Since May, Marina Martinello, an academic at the University of Canberra and one of the education designers on the Indigenising the curriculum initiative, has been working to integrate Indigenous histories and culture into the curriculum at UC.
The Indigenising the Curriculum Initiative is based around three focus areas; Indigenous perspective, Indigenous knowledge and the pedagogies.
- Indigenous perspective: The framework for the Initiative gives an outline for how units should give consideration to indigenous viewpoints in history. As well as how Eurocentric narratives have affected discourse.
- Indigenous knowledge. The framework outlines that students should have some amount of indigenous knowledge, an understanding of indigenous histories, as well an ability to engage with indigenous people in respectful and empowering ways.
- The Pedagogies: this refers to the eight ways of learning. The initial framework was developed by Dr Tyson Yunkaporta in collaboration with a number of tribes in NSW. However, the framework is being repurposed by UC in conjunction with the Ngunnawal people as every indigenous culture engages differently with the 8 ways of learning.
This initiative was originally Identified by the University of Canberra’s academic council. While the framework for the initiative had already been developed, it is now being implemented into courses across the university.
This is where Marina Martinello comes in. As an education designer; Marina is overseeing the practicality of how this initiative is implemented to each course. Naturally, this changes from course to course, however the underlying idea is that rather than simply designing an extra core unit or two, the initiative aims to embed Indigenous ways of learning and teaching into every unit within a course.
This way the teachings are more consistent. Every single unit in a given course is being asked to give some consideration to First Nations histories and culture in order to give students what Marina called “an Indigenous graduate attribute” when they graduate. Essentially meaning that when a UC student enters the workforce, they should have a better understanding of how to work with and tackle the problems facing Australia’s First Nations people.
It is difficult to say how each of the courses offered by UC will change. This is because specifics are still being worked on, especially where The Pedagogies are concerned. The specifics are also different for every course. Marina gave the impression that while the changes would be meaningful, they would also be subtle.

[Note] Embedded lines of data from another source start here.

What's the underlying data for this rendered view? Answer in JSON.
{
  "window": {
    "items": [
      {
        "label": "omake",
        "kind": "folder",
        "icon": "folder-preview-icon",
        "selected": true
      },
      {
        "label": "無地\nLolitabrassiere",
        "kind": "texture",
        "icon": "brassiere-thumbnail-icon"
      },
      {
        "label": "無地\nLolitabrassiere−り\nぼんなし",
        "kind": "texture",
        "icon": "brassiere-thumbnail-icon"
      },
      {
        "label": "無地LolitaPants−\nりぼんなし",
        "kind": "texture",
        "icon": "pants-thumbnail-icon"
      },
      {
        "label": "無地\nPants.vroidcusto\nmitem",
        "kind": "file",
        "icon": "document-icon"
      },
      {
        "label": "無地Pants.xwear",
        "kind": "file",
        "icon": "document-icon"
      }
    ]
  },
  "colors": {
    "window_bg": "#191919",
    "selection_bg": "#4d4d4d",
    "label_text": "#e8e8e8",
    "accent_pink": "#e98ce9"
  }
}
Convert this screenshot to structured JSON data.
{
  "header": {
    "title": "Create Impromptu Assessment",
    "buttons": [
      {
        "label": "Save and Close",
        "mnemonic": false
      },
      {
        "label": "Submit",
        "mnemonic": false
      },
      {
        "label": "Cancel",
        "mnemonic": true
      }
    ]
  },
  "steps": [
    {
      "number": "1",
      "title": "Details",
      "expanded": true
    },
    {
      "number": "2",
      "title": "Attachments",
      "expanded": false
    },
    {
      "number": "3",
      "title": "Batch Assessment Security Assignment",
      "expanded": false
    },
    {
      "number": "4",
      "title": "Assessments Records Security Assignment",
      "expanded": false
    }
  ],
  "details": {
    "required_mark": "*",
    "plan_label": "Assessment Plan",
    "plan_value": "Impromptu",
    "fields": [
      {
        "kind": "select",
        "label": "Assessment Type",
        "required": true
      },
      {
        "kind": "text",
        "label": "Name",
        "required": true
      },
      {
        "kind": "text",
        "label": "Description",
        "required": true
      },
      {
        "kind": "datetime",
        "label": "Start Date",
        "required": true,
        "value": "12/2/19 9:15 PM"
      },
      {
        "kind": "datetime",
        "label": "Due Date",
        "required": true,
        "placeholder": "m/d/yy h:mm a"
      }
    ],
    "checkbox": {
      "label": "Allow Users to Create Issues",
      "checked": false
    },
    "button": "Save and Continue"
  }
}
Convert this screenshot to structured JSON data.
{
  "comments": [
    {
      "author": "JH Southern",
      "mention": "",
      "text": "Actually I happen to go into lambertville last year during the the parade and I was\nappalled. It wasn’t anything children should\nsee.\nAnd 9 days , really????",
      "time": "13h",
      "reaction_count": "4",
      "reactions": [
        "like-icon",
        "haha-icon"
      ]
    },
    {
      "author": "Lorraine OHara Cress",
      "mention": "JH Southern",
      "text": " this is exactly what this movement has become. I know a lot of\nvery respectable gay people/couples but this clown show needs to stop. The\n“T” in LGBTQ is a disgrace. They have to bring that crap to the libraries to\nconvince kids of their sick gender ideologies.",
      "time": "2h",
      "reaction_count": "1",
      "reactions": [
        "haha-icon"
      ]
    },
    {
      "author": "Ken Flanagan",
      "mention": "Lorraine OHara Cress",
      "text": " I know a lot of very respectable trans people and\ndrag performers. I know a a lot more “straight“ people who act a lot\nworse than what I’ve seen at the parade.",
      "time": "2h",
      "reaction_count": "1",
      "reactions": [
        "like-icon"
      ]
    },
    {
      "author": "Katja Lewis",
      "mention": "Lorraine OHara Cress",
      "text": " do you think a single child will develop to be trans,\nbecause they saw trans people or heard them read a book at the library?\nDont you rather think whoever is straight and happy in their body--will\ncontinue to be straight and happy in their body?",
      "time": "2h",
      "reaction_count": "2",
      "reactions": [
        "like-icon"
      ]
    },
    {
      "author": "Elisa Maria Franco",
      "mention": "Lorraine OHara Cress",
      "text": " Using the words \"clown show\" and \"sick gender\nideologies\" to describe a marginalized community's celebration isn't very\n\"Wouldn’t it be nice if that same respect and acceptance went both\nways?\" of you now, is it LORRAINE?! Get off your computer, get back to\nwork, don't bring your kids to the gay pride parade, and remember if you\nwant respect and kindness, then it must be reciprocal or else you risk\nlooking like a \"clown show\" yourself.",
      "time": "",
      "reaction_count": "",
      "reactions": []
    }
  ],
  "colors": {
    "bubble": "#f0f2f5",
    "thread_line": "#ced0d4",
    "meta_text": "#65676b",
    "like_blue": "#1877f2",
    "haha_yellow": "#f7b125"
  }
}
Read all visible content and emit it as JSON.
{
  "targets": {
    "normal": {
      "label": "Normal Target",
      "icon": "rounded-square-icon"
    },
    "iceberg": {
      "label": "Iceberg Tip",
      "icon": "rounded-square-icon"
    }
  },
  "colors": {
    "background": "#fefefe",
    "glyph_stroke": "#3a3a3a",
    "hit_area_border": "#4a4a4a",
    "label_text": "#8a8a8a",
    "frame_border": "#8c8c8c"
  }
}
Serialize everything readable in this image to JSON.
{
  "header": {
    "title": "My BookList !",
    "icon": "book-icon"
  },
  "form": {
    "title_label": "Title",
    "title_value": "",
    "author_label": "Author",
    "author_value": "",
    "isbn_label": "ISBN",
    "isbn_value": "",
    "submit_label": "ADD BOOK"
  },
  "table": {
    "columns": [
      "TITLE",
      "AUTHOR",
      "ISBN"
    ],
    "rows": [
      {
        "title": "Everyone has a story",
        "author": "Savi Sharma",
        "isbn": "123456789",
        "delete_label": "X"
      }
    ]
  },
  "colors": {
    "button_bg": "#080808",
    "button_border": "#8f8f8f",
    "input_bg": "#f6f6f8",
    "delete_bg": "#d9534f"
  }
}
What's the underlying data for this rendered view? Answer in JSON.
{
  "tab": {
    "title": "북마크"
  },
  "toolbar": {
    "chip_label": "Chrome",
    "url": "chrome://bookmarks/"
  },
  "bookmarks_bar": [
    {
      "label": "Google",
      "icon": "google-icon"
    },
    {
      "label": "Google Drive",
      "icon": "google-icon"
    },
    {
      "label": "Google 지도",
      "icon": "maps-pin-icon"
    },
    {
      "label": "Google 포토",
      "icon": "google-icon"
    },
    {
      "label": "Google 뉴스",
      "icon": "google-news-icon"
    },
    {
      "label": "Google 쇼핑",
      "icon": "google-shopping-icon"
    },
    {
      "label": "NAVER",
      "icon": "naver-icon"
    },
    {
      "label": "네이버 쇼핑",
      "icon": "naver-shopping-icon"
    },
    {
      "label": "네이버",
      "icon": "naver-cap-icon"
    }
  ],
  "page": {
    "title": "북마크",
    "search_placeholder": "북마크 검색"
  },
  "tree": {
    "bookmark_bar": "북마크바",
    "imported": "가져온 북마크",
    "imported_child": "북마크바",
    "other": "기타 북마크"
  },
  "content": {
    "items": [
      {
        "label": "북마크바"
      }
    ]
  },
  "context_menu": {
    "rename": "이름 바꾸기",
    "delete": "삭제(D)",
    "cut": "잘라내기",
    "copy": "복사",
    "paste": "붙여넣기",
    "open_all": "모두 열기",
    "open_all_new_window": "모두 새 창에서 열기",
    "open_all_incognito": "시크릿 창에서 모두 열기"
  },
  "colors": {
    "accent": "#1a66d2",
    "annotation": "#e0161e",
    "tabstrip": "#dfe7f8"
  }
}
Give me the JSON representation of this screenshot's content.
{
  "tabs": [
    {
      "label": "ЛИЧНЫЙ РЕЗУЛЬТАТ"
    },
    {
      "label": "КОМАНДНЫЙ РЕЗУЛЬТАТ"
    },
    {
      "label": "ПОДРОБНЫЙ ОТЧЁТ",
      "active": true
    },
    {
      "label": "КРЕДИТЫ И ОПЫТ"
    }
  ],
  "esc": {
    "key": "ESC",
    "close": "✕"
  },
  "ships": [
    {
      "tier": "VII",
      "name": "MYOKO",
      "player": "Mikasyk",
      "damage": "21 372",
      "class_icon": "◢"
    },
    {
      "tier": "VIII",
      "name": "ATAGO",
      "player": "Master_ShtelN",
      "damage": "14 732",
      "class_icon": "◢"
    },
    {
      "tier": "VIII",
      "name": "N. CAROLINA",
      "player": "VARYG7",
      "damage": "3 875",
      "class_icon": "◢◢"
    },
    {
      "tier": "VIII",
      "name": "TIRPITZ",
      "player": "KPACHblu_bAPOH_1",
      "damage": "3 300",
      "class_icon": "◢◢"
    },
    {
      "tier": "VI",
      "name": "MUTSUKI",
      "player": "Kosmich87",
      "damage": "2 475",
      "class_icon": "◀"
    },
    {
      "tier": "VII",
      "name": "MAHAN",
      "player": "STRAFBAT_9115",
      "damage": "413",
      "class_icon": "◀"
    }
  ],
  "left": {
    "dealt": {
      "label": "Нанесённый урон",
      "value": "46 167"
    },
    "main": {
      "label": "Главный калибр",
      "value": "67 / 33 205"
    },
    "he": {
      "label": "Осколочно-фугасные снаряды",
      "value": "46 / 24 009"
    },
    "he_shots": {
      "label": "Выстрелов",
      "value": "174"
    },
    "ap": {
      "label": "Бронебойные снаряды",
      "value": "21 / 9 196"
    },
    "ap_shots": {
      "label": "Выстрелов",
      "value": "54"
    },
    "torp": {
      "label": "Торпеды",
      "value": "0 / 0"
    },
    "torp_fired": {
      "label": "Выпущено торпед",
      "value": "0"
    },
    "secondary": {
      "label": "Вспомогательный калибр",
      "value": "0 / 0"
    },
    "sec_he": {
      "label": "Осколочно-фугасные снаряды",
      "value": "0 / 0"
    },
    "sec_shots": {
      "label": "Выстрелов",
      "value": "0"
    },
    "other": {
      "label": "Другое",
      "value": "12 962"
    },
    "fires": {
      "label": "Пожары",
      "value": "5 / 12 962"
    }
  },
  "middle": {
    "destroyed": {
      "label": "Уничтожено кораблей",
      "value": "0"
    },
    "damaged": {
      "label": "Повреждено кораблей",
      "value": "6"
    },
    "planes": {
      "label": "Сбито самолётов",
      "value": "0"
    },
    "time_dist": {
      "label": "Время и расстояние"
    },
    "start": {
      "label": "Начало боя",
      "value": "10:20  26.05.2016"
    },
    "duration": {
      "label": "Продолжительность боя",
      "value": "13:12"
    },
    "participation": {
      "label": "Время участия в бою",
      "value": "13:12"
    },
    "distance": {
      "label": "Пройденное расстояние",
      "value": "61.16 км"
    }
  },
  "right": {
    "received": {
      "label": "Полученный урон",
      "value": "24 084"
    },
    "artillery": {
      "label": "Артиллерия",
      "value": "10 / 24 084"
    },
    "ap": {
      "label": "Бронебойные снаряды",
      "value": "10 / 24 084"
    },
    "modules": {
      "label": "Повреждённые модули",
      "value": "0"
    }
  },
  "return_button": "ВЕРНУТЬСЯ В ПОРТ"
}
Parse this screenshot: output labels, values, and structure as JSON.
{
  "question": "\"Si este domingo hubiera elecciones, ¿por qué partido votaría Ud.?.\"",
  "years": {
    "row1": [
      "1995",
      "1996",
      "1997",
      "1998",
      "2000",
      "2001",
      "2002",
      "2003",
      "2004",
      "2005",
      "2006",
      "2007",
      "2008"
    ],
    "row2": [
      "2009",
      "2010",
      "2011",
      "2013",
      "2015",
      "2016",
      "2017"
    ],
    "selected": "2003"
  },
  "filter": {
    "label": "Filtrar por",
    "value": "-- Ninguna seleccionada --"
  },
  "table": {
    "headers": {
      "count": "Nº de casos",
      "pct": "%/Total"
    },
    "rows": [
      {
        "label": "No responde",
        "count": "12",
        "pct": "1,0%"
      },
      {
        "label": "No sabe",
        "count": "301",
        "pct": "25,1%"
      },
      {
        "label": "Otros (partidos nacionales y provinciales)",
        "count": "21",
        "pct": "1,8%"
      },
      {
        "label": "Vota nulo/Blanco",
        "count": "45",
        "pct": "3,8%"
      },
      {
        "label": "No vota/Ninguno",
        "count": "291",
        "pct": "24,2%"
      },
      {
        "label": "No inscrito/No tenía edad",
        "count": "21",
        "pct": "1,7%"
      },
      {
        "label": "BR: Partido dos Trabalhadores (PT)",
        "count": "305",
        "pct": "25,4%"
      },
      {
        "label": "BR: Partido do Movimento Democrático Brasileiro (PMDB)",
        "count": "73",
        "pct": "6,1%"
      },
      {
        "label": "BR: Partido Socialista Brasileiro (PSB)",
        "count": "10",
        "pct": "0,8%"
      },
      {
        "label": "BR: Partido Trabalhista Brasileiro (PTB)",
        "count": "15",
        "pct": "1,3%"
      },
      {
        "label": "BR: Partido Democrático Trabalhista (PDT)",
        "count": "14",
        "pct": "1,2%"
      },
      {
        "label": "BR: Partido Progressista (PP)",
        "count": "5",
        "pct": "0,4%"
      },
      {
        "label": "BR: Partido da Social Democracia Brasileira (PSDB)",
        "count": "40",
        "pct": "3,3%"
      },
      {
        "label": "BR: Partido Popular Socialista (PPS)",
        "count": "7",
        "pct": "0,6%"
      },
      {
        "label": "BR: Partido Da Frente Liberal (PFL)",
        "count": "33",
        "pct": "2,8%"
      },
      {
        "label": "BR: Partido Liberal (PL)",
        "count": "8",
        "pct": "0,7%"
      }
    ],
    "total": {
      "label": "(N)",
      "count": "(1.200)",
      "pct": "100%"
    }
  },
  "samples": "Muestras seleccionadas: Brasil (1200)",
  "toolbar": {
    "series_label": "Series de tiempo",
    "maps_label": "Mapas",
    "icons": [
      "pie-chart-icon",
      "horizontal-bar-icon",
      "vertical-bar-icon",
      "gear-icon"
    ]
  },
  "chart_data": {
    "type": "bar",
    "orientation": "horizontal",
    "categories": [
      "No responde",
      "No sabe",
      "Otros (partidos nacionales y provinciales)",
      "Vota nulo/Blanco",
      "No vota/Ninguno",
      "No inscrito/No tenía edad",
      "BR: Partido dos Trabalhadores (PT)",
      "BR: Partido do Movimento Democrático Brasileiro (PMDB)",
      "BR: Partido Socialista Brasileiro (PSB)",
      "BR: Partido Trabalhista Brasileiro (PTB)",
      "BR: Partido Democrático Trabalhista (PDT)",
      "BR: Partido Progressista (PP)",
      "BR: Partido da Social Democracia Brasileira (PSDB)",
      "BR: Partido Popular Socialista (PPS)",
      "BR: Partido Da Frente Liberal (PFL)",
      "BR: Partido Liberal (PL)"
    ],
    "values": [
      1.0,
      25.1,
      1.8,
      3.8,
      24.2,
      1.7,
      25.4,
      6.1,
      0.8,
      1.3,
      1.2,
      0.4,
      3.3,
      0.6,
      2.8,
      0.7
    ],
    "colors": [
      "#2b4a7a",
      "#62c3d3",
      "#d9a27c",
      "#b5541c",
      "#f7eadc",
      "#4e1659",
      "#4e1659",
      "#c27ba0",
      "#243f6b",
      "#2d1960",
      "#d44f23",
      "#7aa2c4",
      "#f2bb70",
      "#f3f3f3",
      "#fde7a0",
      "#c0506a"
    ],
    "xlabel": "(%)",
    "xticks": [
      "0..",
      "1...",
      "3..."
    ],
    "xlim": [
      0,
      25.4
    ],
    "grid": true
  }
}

Marina‘s current areas of focus are on courses that are still being developed, courses that are up for reaccreditation, and work-integrated learning units, or what students know as professional practice. The new versions of course should start rolling out in semester 1, 2021, however the current long-term goal is to imbed the concept of Indigenisation in every program that UC offers by 2023.